Note: The above HTTP statuses are just a few common examples that I use. There are many other HTTP statuses that can be used depending on the communication needs between the client and server via the HTTP protocol. For a more comprehensive list, you can check here.

Specifying Content Types (Content-Type)

Content-Type is an HTTP header used to specify the response type of data being sent or received through API requests or responses. Some common Content-Type examples in REST APIs include:

  1. application/json: Indicates that data is sent or received in JSON (JavaScript Object Notation) format.
  2. application/xml: Specifies that data is sent or received in XML format (eXtensible Markup Language).
  3. application/x-www-form-urlencoded: Used for sending data in URL-encoded format, commonly used in POST or PUT requests from HTML forms.
  4. multipart/form-data: Used for sending data containing files in POST or PUT requests.

text/plain: Specifies that data is sent or received in plain text format. When sending or receiving data via a REST API, it's essential to specify the appropriate Content-Type header so users can understand and process data correctly.

Handling Errors

When creating an API, it's important to handle errors effectively. If an error occurs when a user of the API makes a request, provide valuable information in the API response. This can include clear error messages and associated error status codes. Here's an example of an API response in JSON format:

HTTP/1.1 200 OK
Content-Type: application/json

	"status": false,
	"message": "User or customer not found"


Documentation is a critical step in the creation of a REST API.

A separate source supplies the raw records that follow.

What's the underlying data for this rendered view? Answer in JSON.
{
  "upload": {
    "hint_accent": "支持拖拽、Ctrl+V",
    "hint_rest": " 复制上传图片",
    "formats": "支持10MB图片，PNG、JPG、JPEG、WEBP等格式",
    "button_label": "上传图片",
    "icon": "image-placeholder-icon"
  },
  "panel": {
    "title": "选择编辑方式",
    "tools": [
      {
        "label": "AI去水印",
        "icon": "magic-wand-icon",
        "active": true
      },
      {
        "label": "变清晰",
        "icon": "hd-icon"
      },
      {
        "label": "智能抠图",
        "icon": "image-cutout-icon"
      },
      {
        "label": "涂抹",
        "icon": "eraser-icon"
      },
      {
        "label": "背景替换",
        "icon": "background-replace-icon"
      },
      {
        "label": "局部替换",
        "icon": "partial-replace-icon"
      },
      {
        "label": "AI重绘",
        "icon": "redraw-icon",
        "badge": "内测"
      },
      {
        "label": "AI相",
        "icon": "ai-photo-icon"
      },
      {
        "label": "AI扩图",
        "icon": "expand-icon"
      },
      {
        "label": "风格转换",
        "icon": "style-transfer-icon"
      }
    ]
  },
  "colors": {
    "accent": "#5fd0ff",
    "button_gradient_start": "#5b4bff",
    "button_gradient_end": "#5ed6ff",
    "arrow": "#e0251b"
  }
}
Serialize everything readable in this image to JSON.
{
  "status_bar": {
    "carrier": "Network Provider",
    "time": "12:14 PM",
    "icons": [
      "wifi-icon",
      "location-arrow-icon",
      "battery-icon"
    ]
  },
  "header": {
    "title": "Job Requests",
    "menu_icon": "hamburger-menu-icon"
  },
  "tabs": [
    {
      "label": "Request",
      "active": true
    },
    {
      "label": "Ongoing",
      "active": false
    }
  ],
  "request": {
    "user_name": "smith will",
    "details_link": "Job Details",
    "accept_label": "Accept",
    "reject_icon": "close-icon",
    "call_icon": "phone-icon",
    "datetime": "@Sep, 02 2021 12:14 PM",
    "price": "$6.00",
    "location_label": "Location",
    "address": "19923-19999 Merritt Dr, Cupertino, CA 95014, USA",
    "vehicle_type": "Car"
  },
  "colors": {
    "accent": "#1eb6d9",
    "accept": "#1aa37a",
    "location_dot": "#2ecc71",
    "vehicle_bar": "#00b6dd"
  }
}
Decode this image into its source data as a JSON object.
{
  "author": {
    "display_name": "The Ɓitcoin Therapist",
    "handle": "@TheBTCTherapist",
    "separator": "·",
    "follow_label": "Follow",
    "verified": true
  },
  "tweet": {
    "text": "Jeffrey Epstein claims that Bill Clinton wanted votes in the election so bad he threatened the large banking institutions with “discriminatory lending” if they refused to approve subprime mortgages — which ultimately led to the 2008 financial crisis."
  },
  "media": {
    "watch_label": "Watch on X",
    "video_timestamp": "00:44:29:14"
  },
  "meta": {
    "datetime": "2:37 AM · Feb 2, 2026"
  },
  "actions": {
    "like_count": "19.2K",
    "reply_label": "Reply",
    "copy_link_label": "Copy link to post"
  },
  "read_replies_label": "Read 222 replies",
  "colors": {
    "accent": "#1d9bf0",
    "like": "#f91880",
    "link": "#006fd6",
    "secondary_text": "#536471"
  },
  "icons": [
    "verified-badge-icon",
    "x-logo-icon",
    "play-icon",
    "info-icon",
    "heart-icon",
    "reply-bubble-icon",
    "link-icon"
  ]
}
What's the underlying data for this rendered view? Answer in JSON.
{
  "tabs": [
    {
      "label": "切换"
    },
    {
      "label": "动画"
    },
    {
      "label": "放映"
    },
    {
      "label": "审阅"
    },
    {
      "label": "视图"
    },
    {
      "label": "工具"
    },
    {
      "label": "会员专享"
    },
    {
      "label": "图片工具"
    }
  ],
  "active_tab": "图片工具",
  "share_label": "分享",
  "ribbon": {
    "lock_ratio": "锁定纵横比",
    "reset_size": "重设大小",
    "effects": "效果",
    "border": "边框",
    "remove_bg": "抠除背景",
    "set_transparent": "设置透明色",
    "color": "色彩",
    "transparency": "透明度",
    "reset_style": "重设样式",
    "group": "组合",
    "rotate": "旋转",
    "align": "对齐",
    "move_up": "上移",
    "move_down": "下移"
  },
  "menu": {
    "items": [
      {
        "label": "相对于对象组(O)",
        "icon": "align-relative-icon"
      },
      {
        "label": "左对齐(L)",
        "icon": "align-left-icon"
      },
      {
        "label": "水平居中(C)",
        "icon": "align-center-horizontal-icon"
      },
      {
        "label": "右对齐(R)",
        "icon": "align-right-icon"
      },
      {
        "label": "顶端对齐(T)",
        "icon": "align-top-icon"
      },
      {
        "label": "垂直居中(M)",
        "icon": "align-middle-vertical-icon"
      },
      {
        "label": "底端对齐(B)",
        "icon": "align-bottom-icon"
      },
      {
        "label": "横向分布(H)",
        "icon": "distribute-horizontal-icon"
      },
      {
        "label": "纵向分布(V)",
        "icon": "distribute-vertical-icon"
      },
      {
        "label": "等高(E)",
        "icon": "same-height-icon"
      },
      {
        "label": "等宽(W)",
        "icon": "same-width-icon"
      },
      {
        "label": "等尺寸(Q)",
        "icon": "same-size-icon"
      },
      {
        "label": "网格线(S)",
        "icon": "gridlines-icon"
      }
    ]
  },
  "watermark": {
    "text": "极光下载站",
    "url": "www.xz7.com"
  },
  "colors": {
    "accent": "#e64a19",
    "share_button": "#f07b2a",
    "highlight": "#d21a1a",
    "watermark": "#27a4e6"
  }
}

API documentation explains how to use the API, including the required parameters, available endpoints, methods, and the data that can be sent by API users, as well as the format of the responses. Good documentation helps API users understand and integrate the API correctly. A common tool I use for creating and managing API documentation is Postman.